• Medication—especially anti-inflammatory drugs, since inflammation tends to worsen sciatica-related symptoms
• Hot and cold applications to facilitate tissue and nerve healing and ease inflammation
• Muscle relaxants to ease the pain that sometimes results from muscle spasms caused by sciatic nerve irritation

Try Physical Therapy

Many patients benefit from physical therapy designed to relieve herniated disc pain that is linked to sciatica. A personalized physical therapy plan can include:

• Gentle
sciatica stretches
• Supervised exercises
• Recommended exercises and routines to do at home
• Routines involving specialized equipment that targets muscles around the affected area

Get Therapeutic Injections

For some patients, it is difficult to fully benefit from herniated disc treatments, especially ones involving physical therapy, due to the pain caused by related movements and stretches. If this type of pain is what is hindering your progress with treatment, you may benefit from epidural cortisone injections. These injections are administered directly into the space around the spinal nerves. In this case, it would be the sciatic nerve. For some patients, the resulting relief makes it easier to participate in physical therapy sessions in a more beneficial way.

Consider Alternative Therapies

Just because a treatment is considered "alternative" does not mean it will not be effective. If your lumbar herniated disc is contributing to sciatica symptoms, you may respond well to any of the following alternative treatment options:

• Acupuncture
• Chiropractic adjustments
• Nonsurgical decompression to naturally shift the disc with the use of a specially designed table

See Your Doctor or a Spine Specialist

Ideally, you should see your doctor or a spine specialist as soon as you start to notice symptoms that could be related to a herniated disc. Doing so ensures the treatments you opt to try are likely to be effective and safe. 

If you are not having much success with conservative treatments, your doctor may recommend surgery. The most common surgical treatment for sciatica related to a herniated disc is a discectomy (or a less invasive microdiscectomy), which involves removing all or a portion of the affected spinal disc.
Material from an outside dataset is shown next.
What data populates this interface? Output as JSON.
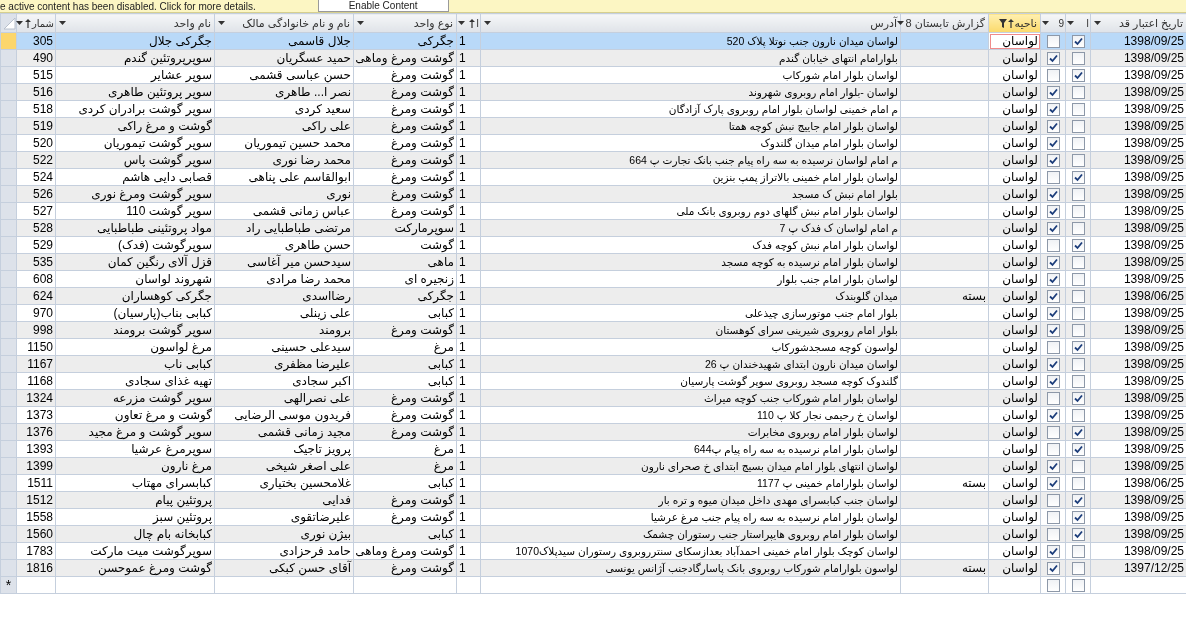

Patients who have had discectomies for herniated discs may experience sciatica if their discs reherniate, which often occurs if there is a large hole in the outer ring of the disc after surgery. Fortunately, there is a new treatment available. Barricaid is a device shown to reduce the risk of reherniation by closing the hole in the disc after a discectomy, and 95 percent of Barricaid patients did not undergo a reoperation due to reherniation in a 2-year study timeframe. This treatment is done immediately following the discectomy—during the same operation—and does not require any additional incisions or time in the hospital. 

To learn more about the Barricaid treatment, ask your doctor or contact us at 844-288-7474.

For full benefit/risk information, please visit: